→ **Data to process**:
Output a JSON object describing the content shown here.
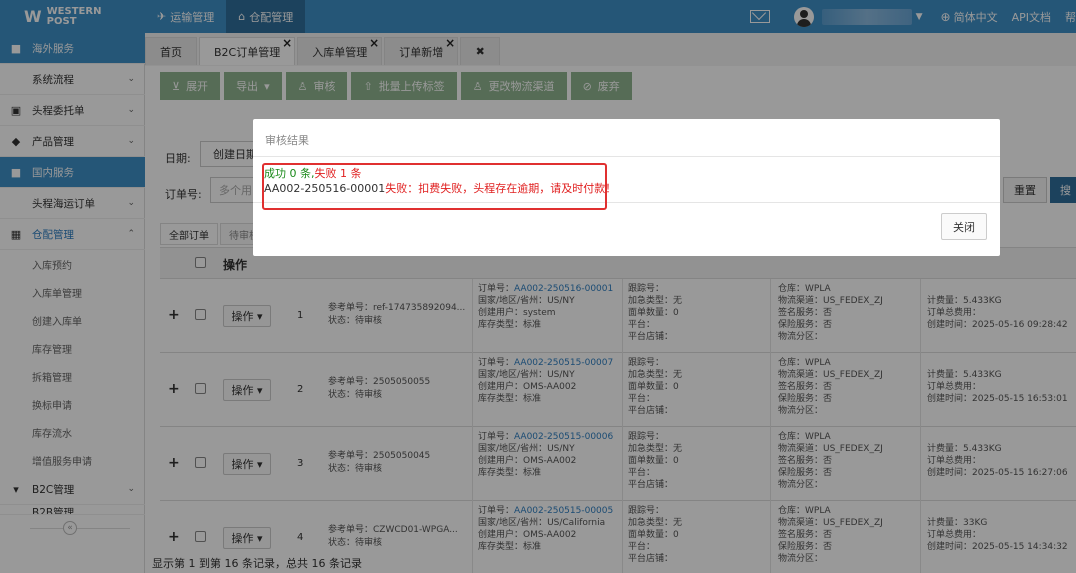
{
  "brand": {
    "logo_line1": "WESTERN",
    "logo_line2": "POST"
  },
  "topnav": [
    {
      "label": "运输管理",
      "active": false
    },
    {
      "label": "仓配管理",
      "active": true
    }
  ],
  "topright": {
    "language": "简体中文",
    "api_docs": "API文档",
    "help": "帮"
  },
  "sidebar": {
    "groups": [
      {
        "label": "海外服务",
        "highlight": true
      },
      {
        "label": "系统流程"
      },
      {
        "label": "头程委托单"
      },
      {
        "label": "产品管理"
      },
      {
        "label": "国内服务",
        "highlight": true
      },
      {
        "label": "头程海运订单"
      },
      {
        "label": "仓配管理",
        "expanded": true
      }
    ],
    "sub_items": [
      "入库预约",
      "入库单管理",
      "创建入库单",
      "库存管理",
      "拆箱管理",
      "换标申请",
      "库存流水",
      "增值服务申请"
    ],
    "bottom": [
      "B2C管理",
      "B2B管理"
    ],
    "collapse_symbol": "«"
  },
  "tabs": [
    {
      "label": "首页",
      "closable": false
    },
    {
      "label": "B2C订单管理",
      "closable": true,
      "active": true
    },
    {
      "label": "入库单管理",
      "closable": true
    },
    {
      "label": "订单新增",
      "closable": true
    },
    {
      "label": "",
      "closable": true
    }
  ],
  "toolbar": [
    {
      "label": "展开",
      "icon": "expand-icon"
    },
    {
      "label": "导出",
      "icon": "caret-icon"
    },
    {
      "label": "审核",
      "icon": "user-icon"
    },
    {
      "label": "批量上传标签",
      "icon": "upload-icon"
    },
    {
      "label": "更改物流渠道",
      "icon": "user-icon"
    },
    {
      "label": "废弃",
      "icon": "ban-icon"
    }
  ],
  "filters": {
    "date_label": "日期:",
    "date_select": "创建日期",
    "order_label": "订单号:",
    "order_placeholder": "多个用",
    "reset": "重置",
    "search": "搜"
  },
  "subtabs": [
    "全部订单",
    "待审核"
  ],
  "table_header": {
    "operate": "操作"
  },
  "rows": [
    {
      "idx": "1",
      "ref": "参考单号：ref-174735892094...",
      "status": "状态：待审核",
      "order_no": "AA002-250516-00001",
      "country": "国家/地区/省州：US/NY",
      "creator": "创建用户：system",
      "stock_type": "库存类型：标准",
      "tracking": "跟踪号：",
      "addon": "加急类型：无",
      "weight_count": "面单数量：0",
      "platform": "平台：",
      "shop": "平台店铺：",
      "warehouse": "仓库：WPLA",
      "channel": "物流渠道：US_FEDEX_ZJ",
      "sign": "签名服务：否",
      "insure": "保险服务：否",
      "zone": "物流分区：",
      "weight": "计费量：5.433KG",
      "fee": "订单总费用：",
      "created": "创建时间：2025-05-16 09:28:42"
    },
    {
      "idx": "2",
      "ref": "参考单号：2505050055",
      "status": "状态：待审核",
      "order_no": "AA002-250515-00007",
      "country": "国家/地区/省州：US/NY",
      "creator": "创建用户：OMS-AA002",
      "stock_type": "库存类型：标准",
      "tracking": "跟踪号：",
      "addon": "加急类型：无",
      "weight_count": "面单数量：0",
      "platform": "平台：",
      "shop": "平台店铺：",
      "warehouse": "仓库：WPLA",
      "channel": "物流渠道：US_FEDEX_ZJ",
      "sign": "签名服务：否",
      "insure": "保险服务：否",
      "zone": "物流分区：",
      "weight": "计费量：5.433KG",
      "fee": "订单总费用：",
      "created": "创建时间：2025-05-15 16:53:01"
    },
    {
      "idx": "3",
      "ref": "参考单号：2505050045",
      "status": "状态：待审核",
      "order_no": "AA002-250515-00006",
      "country": "国家/地区/省州：US/NY",
      "creator": "创建用户：OMS-AA002",
      "stock_type": "库存类型：标准",
      "tracking": "跟踪号：",
      "addon": "加急类型：无",
      "weight_count": "面单数量：0",
      "platform": "平台：",
      "shop": "平台店铺：",
      "warehouse": "仓库：WPLA",
      "channel": "物流渠道：US_FEDEX_ZJ",
      "sign": "签名服务：否",
      "insure": "保险服务：否",
      "zone": "物流分区：",
      "weight": "计费量：5.433KG",
      "fee": "订单总费用：",
      "created": "创建时间：2025-05-15 16:27:06"
    },
    {
      "idx": "4",
      "ref": "参考单号：CZWCD01-WPGA...",
      "status": "状态：待审核",
      "order_no": "AA002-250515-00005",
      "country": "国家/地区/省州：US/California",
      "creator": "创建用户：OMS-AA002",
      "stock_type": "库存类型：标准",
      "tracking": "跟踪号：",
      "addon": "加急类型：无",
      "weight_count": "面单数量：0",
      "platform": "平台：",
      "shop": "平台店铺：",
      "warehouse": "仓库：WPLA",
      "channel": "物流渠道：US_FEDEX_ZJ",
      "sign": "签名服务：否",
      "insure": "保险服务：否",
      "zone": "物流分区：",
      "weight": "计费量：33KG",
      "fee": "订单总费用：",
      "created": "创建时间：2025-05-15 14:34:32"
    }
  ],
  "row_labels": {
    "order_no_prefix": "订单号：",
    "op_button": "操作"
  },
  "footer": "显示第 1 到第 16 条记录，总共 16 条记录",
  "modal": {
    "title": "审核结果",
    "success": "成功 0 条,",
    "fail": "失败 1 条",
    "detail_order": "AA002-250516-00001",
    "detail_msg": "失败：扣费失败，头程存在逾期，请及时付款！",
    "close": "关闭"
  },
  "colors": {
    "brand_blue": "#3e8fc7",
    "dark_blue": "#2f6e9c",
    "toolbar_green": "#8fb58f",
    "success_green": "#1a8a1a",
    "error_red": "#e02020"
  }
}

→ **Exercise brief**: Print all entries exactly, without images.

→ **Response to the exercise**:
Output a JSON object describing the content shown here.
{
  "brand": {
    "logo_line1": "WESTERN",
    "logo_line2": "POST"
  },
  "topnav": [
    {
      "label": "运输管理",
      "active": false
    },
    {
      "label": "仓配管理",
      "active": true
    }
  ],
  "topright": {
    "language": "简体中文",
    "api_docs": "API文档",
    "help": "帮"
  },
  "sidebar": {
    "groups": [
      {
        "label": "海外服务",
        "highlight": true
      },
      {
        "label": "系统流程"
      },
      {
        "label": "头程委托单"
      },
      {
        "label": "产品管理"
      },
      {
        "label": "国内服务",
        "highlight": true
      },
      {
        "label": "头程海运订单"
      },
      {
        "label": "仓配管理",
        "expanded": true
      }
    ],
    "sub_items": [
      "入库预约",
      "入库单管理",
      "创建入库单",
      "库存管理",
      "拆箱管理",
      "换标申请",
      "库存流水",
      "增值服务申请"
    ],
    "bottom": [
      "B2C管理",
      "B2B管理"
    ],
    "collapse_symbol": "«"
  },
  "tabs": [
    {
      "label": "首页",
      "closable": false
    },
    {
      "label": "B2C订单管理",
      "closable": true,
      "active": true
    },
    {
      "label": "入库单管理",
      "closable": true
    },
    {
      "label": "订单新增",
      "closable": true
    },
    {
      "label": "",
      "closable": true
    }
  ],
  "toolbar": [
    {
      "label": "展开",
      "icon": "expand-icon"
    },
    {
      "label": "导出",
      "icon": "caret-icon"
    },
    {
      "label": "审核",
      "icon": "user-icon"
    },
    {
      "label": "批量上传标签",
      "icon": "upload-icon"
    },
    {
      "label": "更改物流渠道",
      "icon": "user-icon"
    },
    {
      "label": "废弃",
      "icon": "ban-icon"
    }
  ],
  "filters": {
    "date_label": "日期:",
    "date_select": "创建日期",
    "order_label": "订单号:",
    "order_placeholder": "多个用",
    "reset": "重置",
    "search": "搜"
  },
  "subtabs": [
    "全部订单",
    "待审核"
  ],
  "table_header": {
    "operate": "操作"
  },
  "rows": [
    {
      "idx": "1",
      "ref": "参考单号：ref-174735892094...",
      "status": "状态：待审核",
      "order_no": "AA002-250516-00001",
      "country": "国家/地区/省州：US/NY",
      "creator": "创建用户：system",
      "stock_type": "库存类型：标准",
      "tracking": "跟踪号：",
      "addon": "加急类型：无",
      "weight_count": "面单数量：0",
      "platform": "平台：",
      "shop": "平台店铺：",
      "warehouse": "仓库：WPLA",
      "channel": "物流渠道：US_FEDEX_ZJ",
      "sign": "签名服务：否",
      "insure": "保险服务：否",
      "zone": "物流分区：",
      "weight": "计费量：5.433KG",
      "fee": "订单总费用：",
      "created": "创建时间：2025-05-16 09:28:42"
    },
    {
      "idx": "2",
      "ref": "参考单号：2505050055",
      "status": "状态：待审核",
      "order_no": "AA002-250515-00007",
      "country": "国家/地区/省州：US/NY",
      "creator": "创建用户：OMS-AA002",
      "stock_type": "库存类型：标准",
      "tracking": "跟踪号：",
      "addon": "加急类型：无",
      "weight_count": "面单数量：0",
      "platform": "平台：",
      "shop": "平台店铺：",
      "warehouse": "仓库：WPLA",
      "channel": "物流渠道：US_FEDEX_ZJ",
      "sign": "签名服务：否",
      "insure": "保险服务：否",
      "zone": "物流分区：",
      "weight": "计费量：5.433KG",
      "fee": "订单总费用：",
      "created": "创建时间：2025-05-15 16:53:01"
    },
    {
      "idx": "3",
      "ref": "参考单号：2505050045",
      "status": "状态：待审核",
      "order_no": "AA002-250515-00006",
      "country": "国家/地区/省州：US/NY",
      "creator": "创建用户：OMS-AA002",
      "stock_type": "库存类型：标准",
      "tracking": "跟踪号：",
      "addon": "加急类型：无",
      "weight_count": "面单数量：0",
      "platform": "平台：",
      "shop": "平台店铺：",
      "warehouse": "仓库：WPLA",
      "channel": "物流渠道：US_FEDEX_ZJ",
      "sign": "签名服务：否",
      "insure": "保险服务：否",
      "zone": "物流分区：",
      "weight": "计费量：5.433KG",
      "fee": "订单总费用：",
      "created": "创建时间：2025-05-15 16:27:06"
    },
    {
      "idx": "4",
      "ref": "参考单号：CZWCD01-WPGA...",
      "status": "状态：待审核",
      "order_no": "AA002-250515-00005",
      "country": "国家/地区/省州：US/California",
      "creator": "创建用户：OMS-AA002",
      "stock_type": "库存类型：标准",
      "tracking": "跟踪号：",
      "addon": "加急类型：无",
      "weight_count": "面单数量：0",
      "platform": "平台：",
      "shop": "平台店铺：",
      "warehouse": "仓库：WPLA",
      "channel": "物流渠道：US_FEDEX_ZJ",
      "sign": "签名服务：否",
      "insure": "保险服务：否",
      "zone": "物流分区：",
      "weight": "计费量：33KG",
      "fee": "订单总费用：",
      "created": "创建时间：2025-05-15 14:34:32"
    }
  ],
  "row_labels": {
    "order_no_prefix": "订单号：",
    "op_button": "操作"
  },
  "footer": "显示第 1 到第 16 条记录，总共 16 条记录",
  "modal": {
    "title": "审核结果",
    "success": "成功 0 条,",
    "fail": "失败 1 条",
    "detail_order": "AA002-250516-00001",
    "detail_msg": "失败：扣费失败，头程存在逾期，请及时付款！",
    "close": "关闭"
  },
  "colors": {
    "brand_blue": "#3e8fc7",
    "dark_blue": "#2f6e9c",
    "toolbar_green": "#8fb58f",
    "success_green": "#1a8a1a",
    "error_red": "#e02020"
  }
}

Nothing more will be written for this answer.